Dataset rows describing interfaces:
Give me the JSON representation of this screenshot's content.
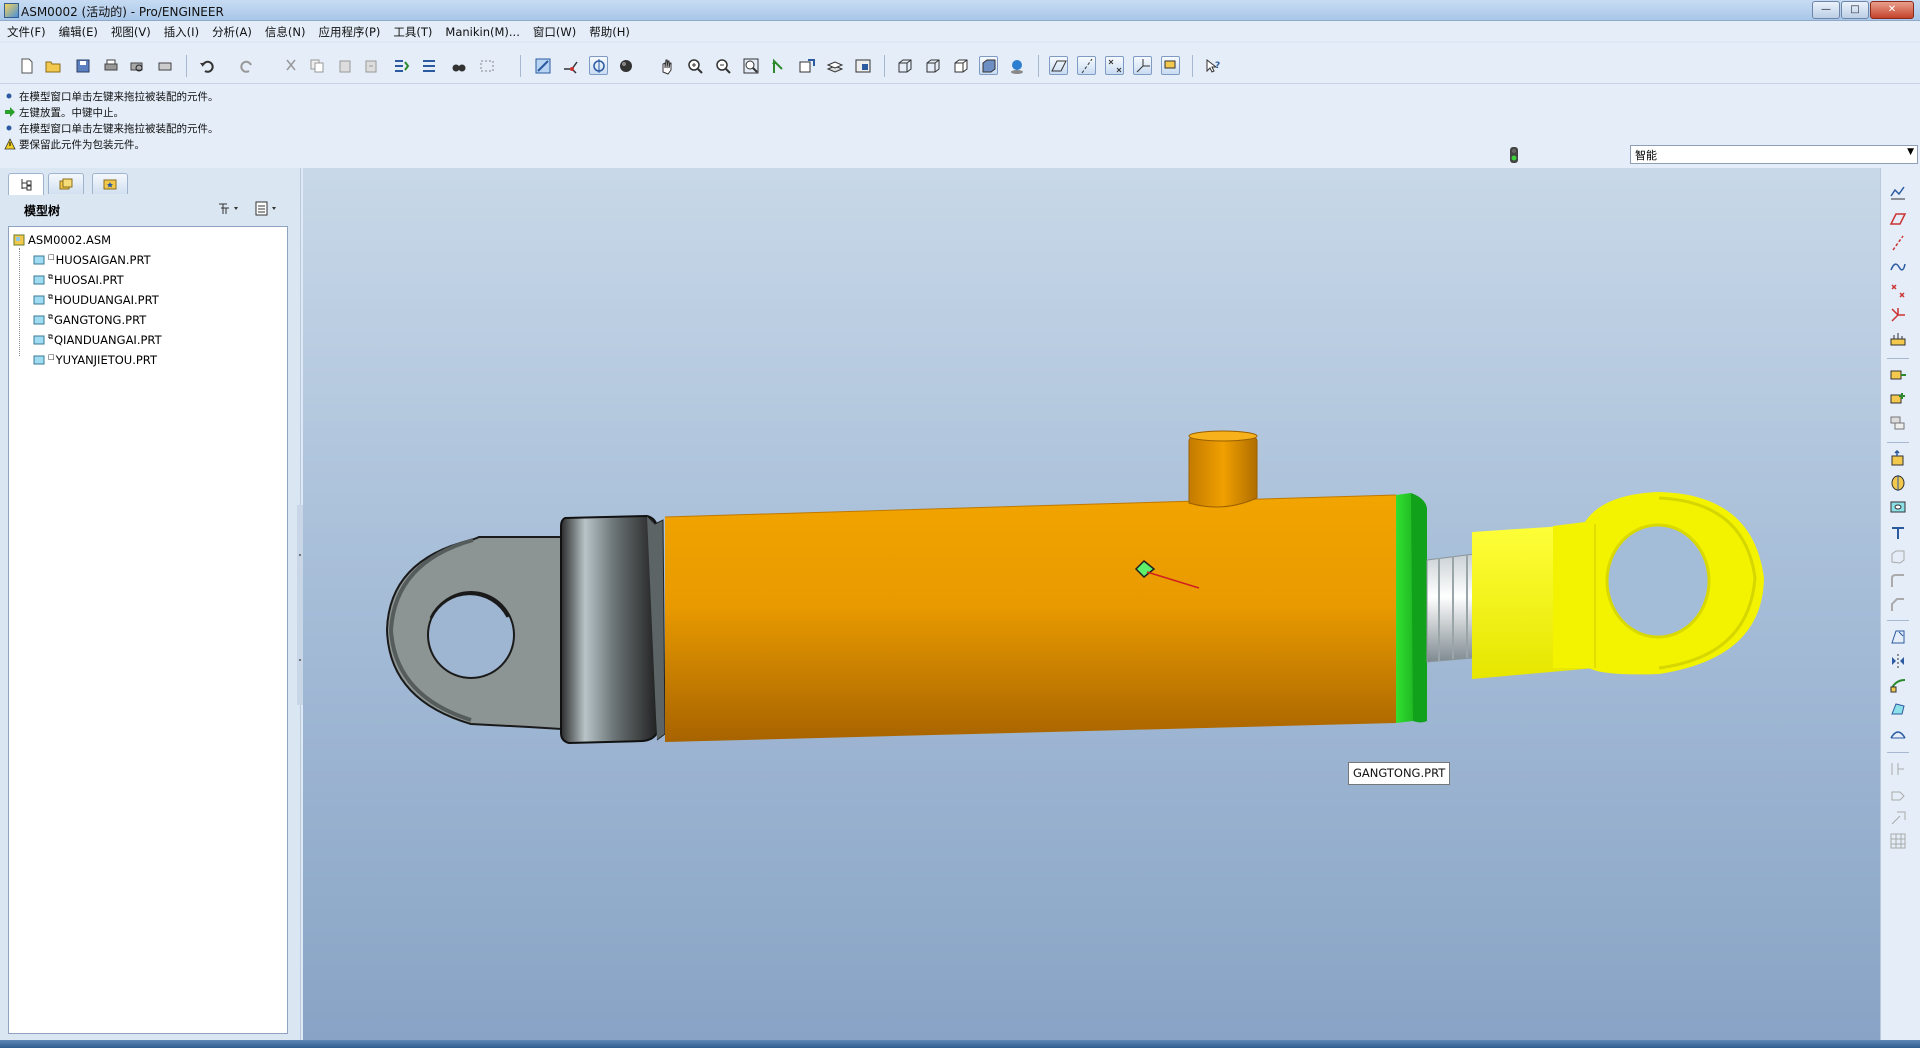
{
  "window": {
    "title": "ASM0002 (活动的) - Pro/ENGINEER",
    "buttons": {
      "min": "—",
      "max": "□",
      "close": "✕"
    }
  },
  "menu": [
    "文件(F)",
    "编辑(E)",
    "视图(V)",
    "插入(I)",
    "分析(A)",
    "信息(N)",
    "应用程序(P)",
    "工具(T)",
    "Manikin(M)...",
    "窗口(W)",
    "帮助(H)"
  ],
  "messages": [
    {
      "icon": "info-dot-icon",
      "text": "在模型窗口单击左键来拖拉被装配的元件。"
    },
    {
      "icon": "prompt-arrow-icon",
      "text": "左键放置。中键中止。"
    },
    {
      "icon": "info-dot-icon",
      "text": "在模型窗口单击左键来拖拉被装配的元件。"
    },
    {
      "icon": "warning-icon",
      "text": "要保留此元件为包装元件。"
    }
  ],
  "filter": {
    "value": "智能"
  },
  "model_tree": {
    "title": "模型树",
    "root": "ASM0002.ASM",
    "items": [
      "HUOSAIGAN.PRT",
      "HUOSAI.PRT",
      "HOUDUANGAI.PRT",
      "GANGTONG.PRT",
      "QIANDUANGAI.PRT",
      "YUYANJIETOU.PRT"
    ]
  },
  "viewport": {
    "tag_label": "GANGTONG.PRT"
  },
  "colors": {
    "cylinder": "#e38f00",
    "rod_end": "#ffff00",
    "seal_ring": "#22c82b",
    "clevis": "#8c9593",
    "background_top": "#c8d8e8"
  }
}
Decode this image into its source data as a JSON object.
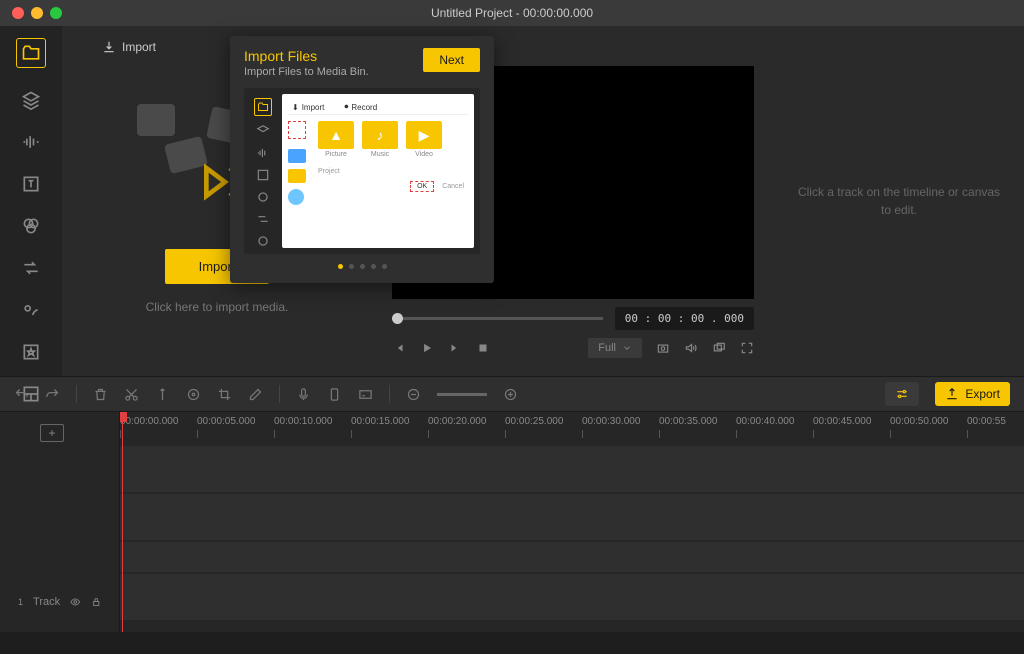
{
  "window": {
    "title": "Untitled Project - 00:00:00.000"
  },
  "sidebar": {
    "items": [
      {
        "name": "media",
        "active": true
      },
      {
        "name": "layers"
      },
      {
        "name": "audio"
      },
      {
        "name": "text"
      },
      {
        "name": "filters"
      },
      {
        "name": "transitions"
      },
      {
        "name": "elements"
      },
      {
        "name": "favorites"
      },
      {
        "name": "layout"
      }
    ]
  },
  "media": {
    "import_top": "Import",
    "import_button": "Import",
    "hint": "Click here to import media."
  },
  "preview": {
    "timecode": "00 : 00 : 00 . 000",
    "size_label": "Full"
  },
  "inspector": {
    "hint": "Click a track on the timeline or canvas to edit."
  },
  "toolbar": {
    "export": "Export"
  },
  "timeline": {
    "track_label": "Track",
    "ticks": [
      "00:00:00.000",
      "00:00:05.000",
      "00:00:10.000",
      "00:00:15.000",
      "00:00:20.000",
      "00:00:25.000",
      "00:00:30.000",
      "00:00:35.000",
      "00:00:40.000",
      "00:00:45.000",
      "00:00:50.000",
      "00:00:55"
    ]
  },
  "popup": {
    "title": "Import Files",
    "subtitle": "Import Files to Media Bin.",
    "next": "Next",
    "tabs": {
      "import": "Import",
      "record": "Record"
    },
    "thumbs": [
      {
        "label": "Picture"
      },
      {
        "label": "Music"
      },
      {
        "label": "Video"
      }
    ],
    "project": "Project",
    "ok": "OK",
    "cancel": "Cancel",
    "page": 1,
    "pages": 5
  }
}
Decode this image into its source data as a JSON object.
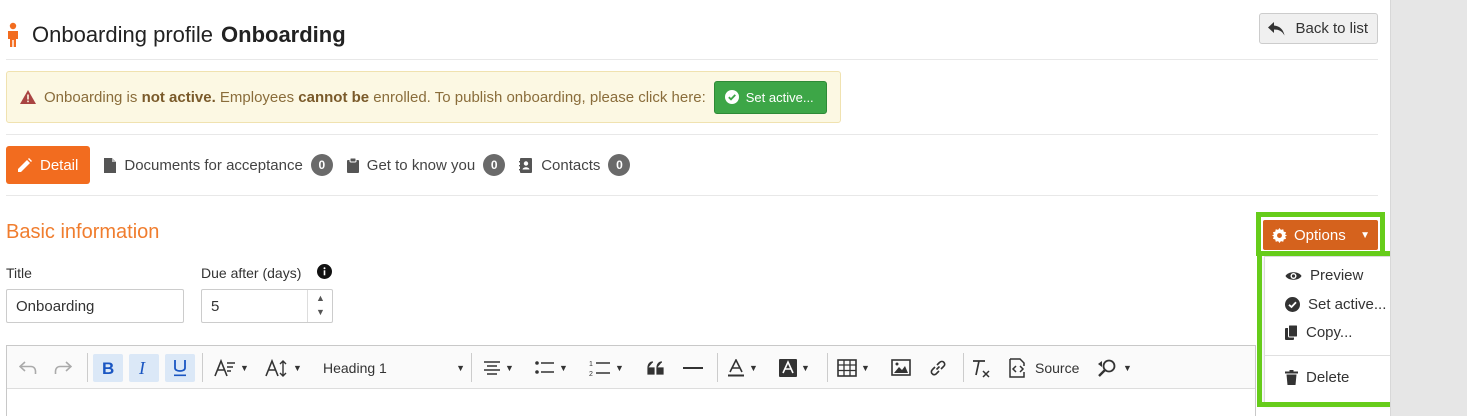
{
  "header": {
    "icon": "person-icon",
    "title_prefix": "Onboarding profile",
    "title_name": "Onboarding",
    "back_label": "Back to list"
  },
  "alert": {
    "part1": "Onboarding is ",
    "part2": "not active.",
    "part3": " Employees ",
    "part4": "cannot be",
    "part5": " enrolled. To publish onboarding, please click here:",
    "button_label": "Set active..."
  },
  "tabs": [
    {
      "label": "Detail",
      "icon": "pencil-icon"
    },
    {
      "label": "Documents for acceptance",
      "count": "0",
      "icon": "document-icon"
    },
    {
      "label": "Get to know you",
      "count": "0",
      "icon": "clipboard-icon"
    },
    {
      "label": "Contacts",
      "count": "0",
      "icon": "address-book-icon"
    }
  ],
  "section": {
    "title": "Basic information"
  },
  "options": {
    "label": "Options",
    "items": [
      {
        "label": "Preview",
        "icon": "eye-icon"
      },
      {
        "label": "Set active...",
        "icon": "check-circle-icon"
      },
      {
        "label": "Copy...",
        "icon": "copy-icon"
      },
      {
        "label": "Delete",
        "icon": "trash-icon"
      }
    ]
  },
  "form": {
    "title_label": "Title",
    "title_value": "Onboarding",
    "due_label": "Due after (days)",
    "due_value": "5"
  },
  "editor": {
    "heading_value": "Heading 1",
    "source_label": "Source"
  },
  "colors": {
    "accent_orange": "#f26c1f",
    "section_title": "#f07d2e",
    "options_button": "#d5621d",
    "success_green": "#3da647",
    "highlight_green": "#66cc1a",
    "alert_bg": "#fcf8e3"
  }
}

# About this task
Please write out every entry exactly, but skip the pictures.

# Solution to the exercise
Give me the JSON representation of this screenshot's content.
{
  "window": {
    "title": "ASM0002 (活动的) - Pro/ENGINEER",
    "buttons": {
      "min": "—",
      "max": "□",
      "close": "✕"
    }
  },
  "menu": [
    "文件(F)",
    "编辑(E)",
    "视图(V)",
    "插入(I)",
    "分析(A)",
    "信息(N)",
    "应用程序(P)",
    "工具(T)",
    "Manikin(M)...",
    "窗口(W)",
    "帮助(H)"
  ],
  "messages": [
    {
      "icon": "info-dot-icon",
      "text": "在模型窗口单击左键来拖拉被装配的元件。"
    },
    {
      "icon": "prompt-arrow-icon",
      "text": "左键放置。中键中止。"
    },
    {
      "icon": "info-dot-icon",
      "text": "在模型窗口单击左键来拖拉被装配的元件。"
    },
    {
      "icon": "warning-icon",
      "text": "要保留此元件为包装元件。"
    }
  ],
  "filter": {
    "value": "智能"
  },
  "model_tree": {
    "title": "模型树",
    "root": "ASM0002.ASM",
    "items": [
      "HUOSAIGAN.PRT",
      "HUOSAI.PRT",
      "HOUDUANGAI.PRT",
      "GANGTONG.PRT",
      "QIANDUANGAI.PRT",
      "YUYANJIETOU.PRT"
    ]
  },
  "viewport": {
    "tag_label": "GANGTONG.PRT"
  },
  "colors": {
    "cylinder": "#e38f00",
    "rod_end": "#ffff00",
    "seal_ring": "#22c82b",
    "clevis": "#8c9593",
    "background_top": "#c8d8e8"
  }
}
Decode this image into its source data as a JSON object.
{
  "window": {
    "title": "Untitled Project - 00:00:00.000"
  },
  "sidebar": {
    "items": [
      {
        "name": "media",
        "active": true
      },
      {
        "name": "layers"
      },
      {
        "name": "audio"
      },
      {
        "name": "text"
      },
      {
        "name": "filters"
      },
      {
        "name": "transitions"
      },
      {
        "name": "elements"
      },
      {
        "name": "favorites"
      },
      {
        "name": "layout"
      }
    ]
  },
  "media": {
    "import_top": "Import",
    "import_button": "Import",
    "hint": "Click here to import media."
  },
  "preview": {
    "timecode": "00 : 00 : 00 . 000",
    "size_label": "Full"
  },
  "inspector": {
    "hint": "Click a track on the timeline or canvas to edit."
  },
  "toolbar": {
    "export": "Export"
  },
  "timeline": {
    "track_label": "Track",
    "ticks": [
      "00:00:00.000",
      "00:00:05.000",
      "00:00:10.000",
      "00:00:15.000",
      "00:00:20.000",
      "00:00:25.000",
      "00:00:30.000",
      "00:00:35.000",
      "00:00:40.000",
      "00:00:45.000",
      "00:00:50.000",
      "00:00:55"
    ]
  },
  "popup": {
    "title": "Import Files",
    "subtitle": "Import Files to Media Bin.",
    "next": "Next",
    "tabs": {
      "import": "Import",
      "record": "Record"
    },
    "thumbs": [
      {
        "label": "Picture"
      },
      {
        "label": "Music"
      },
      {
        "label": "Video"
      }
    ],
    "project": "Project",
    "ok": "OK",
    "cancel": "Cancel",
    "page": 1,
    "pages": 5
  }
}
Decode this image into its source data as a JSON object.
{
  "header": {
    "icon": "person-icon",
    "title_prefix": "Onboarding profile",
    "title_name": "Onboarding",
    "back_label": "Back to list"
  },
  "alert": {
    "part1": "Onboarding is ",
    "part2": "not active.",
    "part3": " Employees ",
    "part4": "cannot be",
    "part5": " enrolled. To publish onboarding, please click here:",
    "button_label": "Set active..."
  },
  "tabs": [
    {
      "label": "Detail",
      "icon": "pencil-icon"
    },
    {
      "label": "Documents for acceptance",
      "count": "0",
      "icon": "document-icon"
    },
    {
      "label": "Get to know you",
      "count": "0",
      "icon": "clipboard-icon"
    },
    {
      "label": "Contacts",
      "count": "0",
      "icon": "address-book-icon"
    }
  ],
  "section": {
    "title": "Basic information"
  },
  "options": {
    "label": "Options",
    "items": [
      {
        "label": "Preview",
        "icon": "eye-icon"
      },
      {
        "label": "Set active...",
        "icon": "check-circle-icon"
      },
      {
        "label": "Copy...",
        "icon": "copy-icon"
      },
      {
        "label": "Delete",
        "icon": "trash-icon"
      }
    ]
  },
  "form": {
    "title_label": "Title",
    "title_value": "Onboarding",
    "due_label": "Due after (days)",
    "due_value": "5"
  },
  "editor": {
    "heading_value": "Heading 1",
    "source_label": "Source"
  },
  "colors": {
    "accent_orange": "#f26c1f",
    "section_title": "#f07d2e",
    "options_button": "#d5621d",
    "success_green": "#3da647",
    "highlight_green": "#66cc1a",
    "alert_bg": "#fcf8e3"
  }
}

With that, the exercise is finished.